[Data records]
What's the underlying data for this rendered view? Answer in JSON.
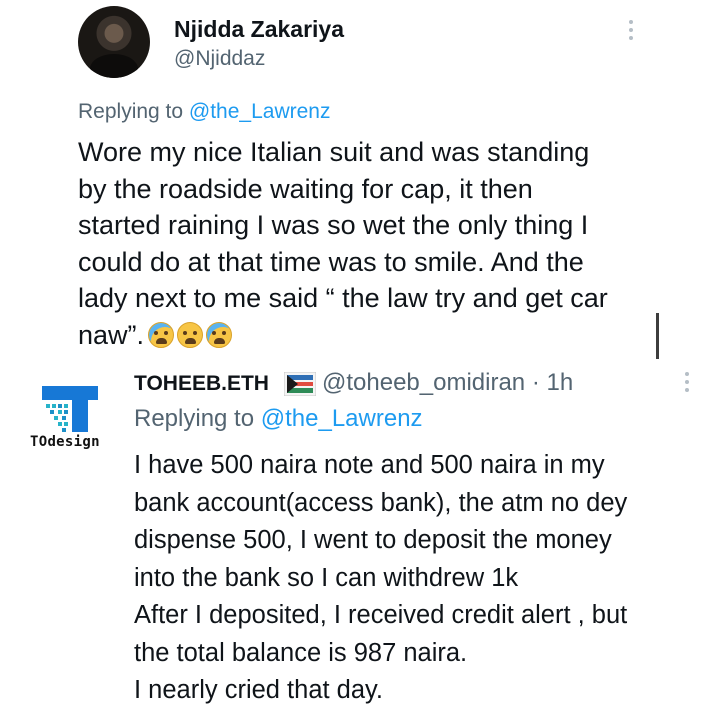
{
  "tweet1": {
    "display_name": "Njidda Zakariya",
    "handle": "@Njiddaz",
    "replying_prefix": "Replying to ",
    "replying_handle": "@the_Lawrenz",
    "body": "Wore my nice Italian suit and was standing\nby the roadside waiting for cap, it then\nstarted raining I was so wet the only thing I\ncould do at that time was to smile. And the\nlady next to me said “ the law try and get car\nnaw”.",
    "emojis": [
      "loudly-crying-face-emoji",
      "weary-face-emoji",
      "loudly-crying-face-emoji"
    ]
  },
  "tweet2": {
    "display_name": "TOHEEB.ETH",
    "handle_time": "@toheeb_omidiran · 1h",
    "avatar_logo_text": "TOdesign",
    "replying_prefix": "Replying to ",
    "replying_handle": "@the_Lawrenz",
    "body": "I have 500 naira note and 500 naira in my\nbank account(access bank), the atm no dey\ndispense 500, I went to deposit the money\ninto the bank so I can withdrew 1k\n After I deposited,  I received credit alert , but\nthe total balance is 987 naira.\nI nearly  cried that day."
  },
  "colors": {
    "text": "#0f1419",
    "secondary": "#536471",
    "link": "#1d9bf0"
  }
}
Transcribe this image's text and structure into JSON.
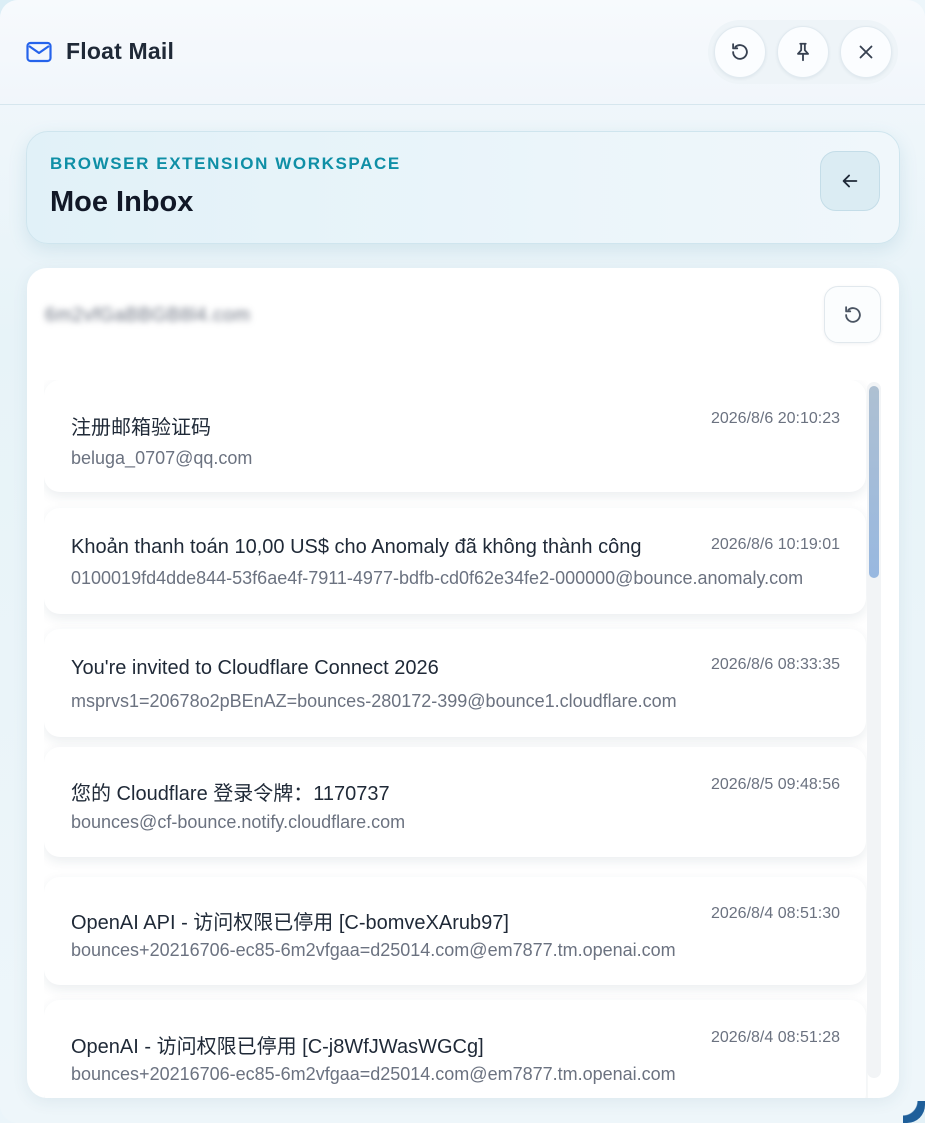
{
  "window": {
    "title": "Float Mail"
  },
  "titlebar_actions": [
    {
      "name": "reload-window-button",
      "icon": "reload-icon"
    },
    {
      "name": "pin-button",
      "icon": "pin-icon"
    },
    {
      "name": "close-button",
      "icon": "close-icon"
    }
  ],
  "header": {
    "eyebrow": "BROWSER EXTENSION WORKSPACE",
    "title": "Moe Inbox",
    "back_icon": "arrow-left-icon"
  },
  "mailbox": {
    "address": "6m2vfGaBBGB8l4.com",
    "refresh_icon": "refresh-icon"
  },
  "messages": [
    {
      "subject": "注册邮箱验证码",
      "time": "2026/8/6 20:10:23",
      "from": "beluga_0707@qq.com"
    },
    {
      "subject": "Khoản thanh toán 10,00 US$ cho Anomaly đã không thành công",
      "time": "2026/8/6 10:19:01",
      "from": "0100019fd4dde844-53f6ae4f-7911-4977-bdfb-cd0f62e34fe2-000000@bounce.anomaly.com"
    },
    {
      "subject": "You're invited to Cloudflare Connect 2026",
      "time": "2026/8/6 08:33:35",
      "from": "msprvs1=20678o2pBEnAZ=bounces-280172-399@bounce1.cloudflare.com"
    },
    {
      "subject": "您的 Cloudflare 登录令牌：1170737",
      "time": "2026/8/5 09:48:56",
      "from": "bounces@cf-bounce.notify.cloudflare.com"
    },
    {
      "subject": "OpenAI API - 访问权限已停用 [C-bomveXArub97]",
      "time": "2026/8/4 08:51:30",
      "from": "bounces+20216706-ec85-6m2vfgaa=d25014.com@em7877.tm.openai.com"
    },
    {
      "subject": "OpenAI - 访问权限已停用 [C-j8WfJWasWGCg]",
      "time": "2026/8/4 08:51:28",
      "from": "bounces+20216706-ec85-6m2vfgaa=d25014.com@em7877.tm.openai.com"
    }
  ],
  "colors": {
    "accent": "#0f8fa6",
    "title_text": "#1f2937",
    "muted_text": "#6b7280",
    "scroll_thumb": "#98b8e0"
  }
}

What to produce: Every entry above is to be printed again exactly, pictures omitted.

Solution for this exercise:
What's the underlying data for this rendered view? Answer in JSON.
{
  "tweet1": {
    "display_name": "Njidda Zakariya",
    "handle": "@Njiddaz",
    "replying_prefix": "Replying to ",
    "replying_handle": "@the_Lawrenz",
    "body": "Wore my nice Italian suit and was standing\nby the roadside waiting for cap, it then\nstarted raining I was so wet the only thing I\ncould do at that time was to smile. And the\nlady next to me said “ the law try and get car\nnaw”.",
    "emojis": [
      "loudly-crying-face-emoji",
      "weary-face-emoji",
      "loudly-crying-face-emoji"
    ]
  },
  "tweet2": {
    "display_name": "TOHEEB.ETH",
    "handle_time": "@toheeb_omidiran · 1h",
    "avatar_logo_text": "TOdesign",
    "replying_prefix": "Replying to ",
    "replying_handle": "@the_Lawrenz",
    "body": "I have 500 naira note and 500 naira in my\nbank account(access bank), the atm no dey\ndispense 500, I went to deposit the money\ninto the bank so I can withdrew 1k\n After I deposited,  I received credit alert , but\nthe total balance is 987 naira.\nI nearly  cried that day."
  },
  "colors": {
    "text": "#0f1419",
    "secondary": "#536471",
    "link": "#1d9bf0"
  }
}
Transcribe this image's text and structure into JSON.
{
  "window": {
    "title": "Float Mail"
  },
  "titlebar_actions": [
    {
      "name": "reload-window-button",
      "icon": "reload-icon"
    },
    {
      "name": "pin-button",
      "icon": "pin-icon"
    },
    {
      "name": "close-button",
      "icon": "close-icon"
    }
  ],
  "header": {
    "eyebrow": "BROWSER EXTENSION WORKSPACE",
    "title": "Moe Inbox",
    "back_icon": "arrow-left-icon"
  },
  "mailbox": {
    "address": "6m2vfGaBBGB8l4.com",
    "refresh_icon": "refresh-icon"
  },
  "messages": [
    {
      "subject": "注册邮箱验证码",
      "time": "2026/8/6 20:10:23",
      "from": "beluga_0707@qq.com"
    },
    {
      "subject": "Khoản thanh toán 10,00 US$ cho Anomaly đã không thành công",
      "time": "2026/8/6 10:19:01",
      "from": "0100019fd4dde844-53f6ae4f-7911-4977-bdfb-cd0f62e34fe2-000000@bounce.anomaly.com"
    },
    {
      "subject": "You're invited to Cloudflare Connect 2026",
      "time": "2026/8/6 08:33:35",
      "from": "msprvs1=20678o2pBEnAZ=bounces-280172-399@bounce1.cloudflare.com"
    },
    {
      "subject": "您的 Cloudflare 登录令牌：1170737",
      "time": "2026/8/5 09:48:56",
      "from": "bounces@cf-bounce.notify.cloudflare.com"
    },
    {
      "subject": "OpenAI API - 访问权限已停用 [C-bomveXArub97]",
      "time": "2026/8/4 08:51:30",
      "from": "bounces+20216706-ec85-6m2vfgaa=d25014.com@em7877.tm.openai.com"
    },
    {
      "subject": "OpenAI - 访问权限已停用 [C-j8WfJWasWGCg]",
      "time": "2026/8/4 08:51:28",
      "from": "bounces+20216706-ec85-6m2vfgaa=d25014.com@em7877.tm.openai.com"
    }
  ],
  "colors": {
    "accent": "#0f8fa6",
    "title_text": "#1f2937",
    "muted_text": "#6b7280",
    "scroll_thumb": "#98b8e0"
  }
}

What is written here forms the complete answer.